### Exercise goal
Report all lines in the records that hold the string "update".

====

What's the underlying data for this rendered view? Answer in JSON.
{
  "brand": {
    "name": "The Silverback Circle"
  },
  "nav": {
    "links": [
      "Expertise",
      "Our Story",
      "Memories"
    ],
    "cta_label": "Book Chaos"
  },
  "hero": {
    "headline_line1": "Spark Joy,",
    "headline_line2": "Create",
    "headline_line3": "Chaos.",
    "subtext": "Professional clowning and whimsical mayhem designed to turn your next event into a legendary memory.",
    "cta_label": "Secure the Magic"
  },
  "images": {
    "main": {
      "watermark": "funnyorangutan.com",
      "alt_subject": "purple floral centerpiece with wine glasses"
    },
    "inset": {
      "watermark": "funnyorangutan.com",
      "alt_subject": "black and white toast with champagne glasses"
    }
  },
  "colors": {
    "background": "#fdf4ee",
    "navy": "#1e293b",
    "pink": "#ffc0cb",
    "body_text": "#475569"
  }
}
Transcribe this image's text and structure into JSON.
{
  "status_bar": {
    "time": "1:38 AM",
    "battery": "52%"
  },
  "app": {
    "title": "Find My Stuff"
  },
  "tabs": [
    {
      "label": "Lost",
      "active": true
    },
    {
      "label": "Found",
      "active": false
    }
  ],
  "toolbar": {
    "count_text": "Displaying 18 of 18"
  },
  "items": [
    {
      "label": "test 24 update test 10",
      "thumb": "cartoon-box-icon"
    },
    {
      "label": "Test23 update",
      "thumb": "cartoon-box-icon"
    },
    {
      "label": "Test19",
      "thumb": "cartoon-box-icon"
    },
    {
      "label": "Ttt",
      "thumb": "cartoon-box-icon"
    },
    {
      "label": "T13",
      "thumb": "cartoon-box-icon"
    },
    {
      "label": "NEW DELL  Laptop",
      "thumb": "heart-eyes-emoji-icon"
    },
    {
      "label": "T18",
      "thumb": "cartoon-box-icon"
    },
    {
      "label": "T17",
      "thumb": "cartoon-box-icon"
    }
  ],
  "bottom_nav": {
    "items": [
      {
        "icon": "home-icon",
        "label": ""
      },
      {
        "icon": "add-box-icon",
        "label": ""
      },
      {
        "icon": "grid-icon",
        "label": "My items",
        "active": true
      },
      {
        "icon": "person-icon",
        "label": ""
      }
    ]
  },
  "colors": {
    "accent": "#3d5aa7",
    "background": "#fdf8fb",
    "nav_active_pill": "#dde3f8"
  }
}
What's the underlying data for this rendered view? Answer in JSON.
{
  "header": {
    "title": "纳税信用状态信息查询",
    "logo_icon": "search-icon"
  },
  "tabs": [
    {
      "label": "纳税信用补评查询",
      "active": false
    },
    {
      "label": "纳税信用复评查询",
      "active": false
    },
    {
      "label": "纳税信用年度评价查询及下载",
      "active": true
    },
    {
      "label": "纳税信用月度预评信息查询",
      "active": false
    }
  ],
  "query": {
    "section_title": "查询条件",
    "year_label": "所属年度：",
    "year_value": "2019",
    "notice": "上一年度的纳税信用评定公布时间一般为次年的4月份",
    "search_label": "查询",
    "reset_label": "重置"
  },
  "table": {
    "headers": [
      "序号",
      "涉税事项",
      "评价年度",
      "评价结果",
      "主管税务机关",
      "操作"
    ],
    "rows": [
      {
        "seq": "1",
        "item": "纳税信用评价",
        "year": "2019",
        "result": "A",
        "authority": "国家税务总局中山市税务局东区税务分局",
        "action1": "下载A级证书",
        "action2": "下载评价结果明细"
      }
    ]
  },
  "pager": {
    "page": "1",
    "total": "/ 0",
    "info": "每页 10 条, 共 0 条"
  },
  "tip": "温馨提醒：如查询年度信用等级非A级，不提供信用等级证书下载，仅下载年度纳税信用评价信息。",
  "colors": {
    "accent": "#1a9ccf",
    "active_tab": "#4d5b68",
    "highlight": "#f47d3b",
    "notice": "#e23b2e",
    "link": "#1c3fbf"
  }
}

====

### Solution below
      "label": "test 24 update test 10",
      "label": "Test23 update",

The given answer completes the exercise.